== What the task requires ==
Where a line of the entries holds the string "компании", copy that line.
** Opening Source information block **
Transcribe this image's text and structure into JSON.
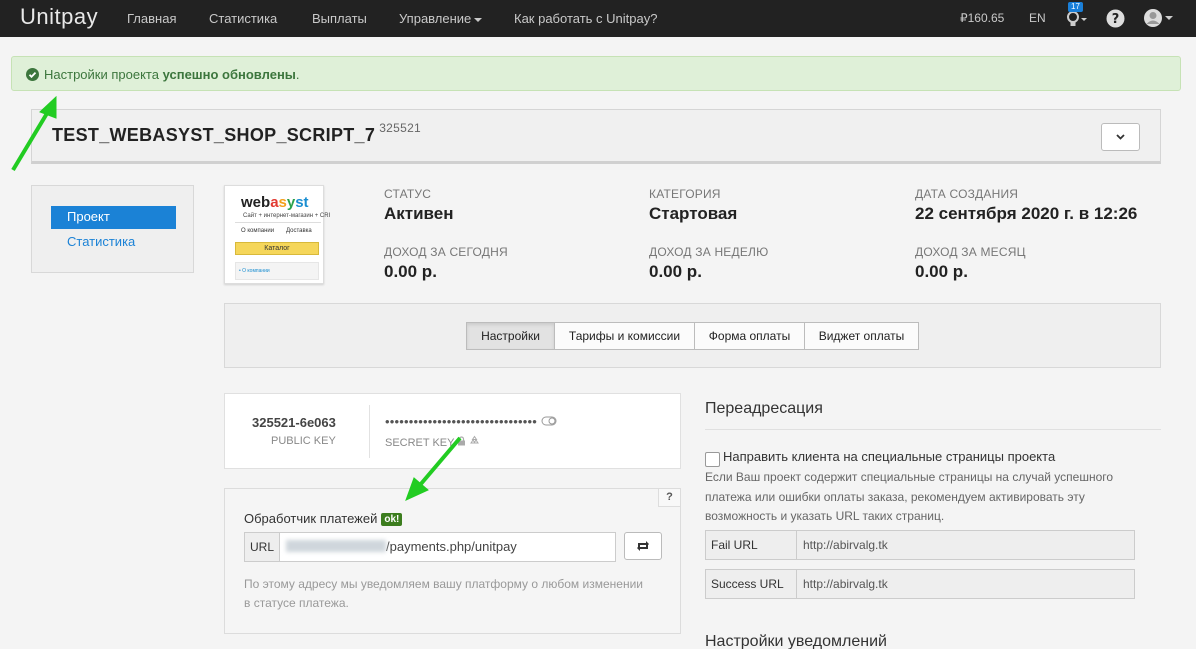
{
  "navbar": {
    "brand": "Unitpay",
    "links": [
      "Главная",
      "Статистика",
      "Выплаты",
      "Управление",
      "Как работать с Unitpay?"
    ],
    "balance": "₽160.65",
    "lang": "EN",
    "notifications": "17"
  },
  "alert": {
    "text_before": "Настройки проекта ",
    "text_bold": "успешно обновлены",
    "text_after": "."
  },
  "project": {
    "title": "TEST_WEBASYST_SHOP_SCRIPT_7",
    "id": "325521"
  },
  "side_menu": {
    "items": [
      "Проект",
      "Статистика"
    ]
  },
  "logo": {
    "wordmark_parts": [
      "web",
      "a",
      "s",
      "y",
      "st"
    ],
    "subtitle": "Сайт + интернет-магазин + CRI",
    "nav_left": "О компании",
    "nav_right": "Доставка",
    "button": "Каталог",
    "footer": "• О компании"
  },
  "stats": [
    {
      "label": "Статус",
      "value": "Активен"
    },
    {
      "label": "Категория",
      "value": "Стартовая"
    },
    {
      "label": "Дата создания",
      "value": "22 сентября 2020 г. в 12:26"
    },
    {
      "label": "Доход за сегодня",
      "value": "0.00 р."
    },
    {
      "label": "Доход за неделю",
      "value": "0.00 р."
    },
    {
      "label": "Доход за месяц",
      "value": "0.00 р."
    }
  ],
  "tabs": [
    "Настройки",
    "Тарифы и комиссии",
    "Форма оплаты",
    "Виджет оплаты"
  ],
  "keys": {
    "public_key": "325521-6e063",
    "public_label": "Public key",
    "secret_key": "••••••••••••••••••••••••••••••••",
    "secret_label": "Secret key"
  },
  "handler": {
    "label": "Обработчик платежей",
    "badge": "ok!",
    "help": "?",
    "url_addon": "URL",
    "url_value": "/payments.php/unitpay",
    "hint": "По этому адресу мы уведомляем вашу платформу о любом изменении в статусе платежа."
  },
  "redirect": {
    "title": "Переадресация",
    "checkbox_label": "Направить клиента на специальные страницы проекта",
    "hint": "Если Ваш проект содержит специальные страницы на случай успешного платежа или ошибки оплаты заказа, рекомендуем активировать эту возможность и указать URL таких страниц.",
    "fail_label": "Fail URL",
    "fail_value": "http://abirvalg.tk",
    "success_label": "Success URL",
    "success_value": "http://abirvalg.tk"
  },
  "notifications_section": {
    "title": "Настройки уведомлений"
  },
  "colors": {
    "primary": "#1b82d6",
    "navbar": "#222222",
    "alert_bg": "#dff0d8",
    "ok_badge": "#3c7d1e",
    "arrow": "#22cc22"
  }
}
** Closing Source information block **
== Response to the exercise ==
    "nav_left": "О компании",
    "footer": "• О компании"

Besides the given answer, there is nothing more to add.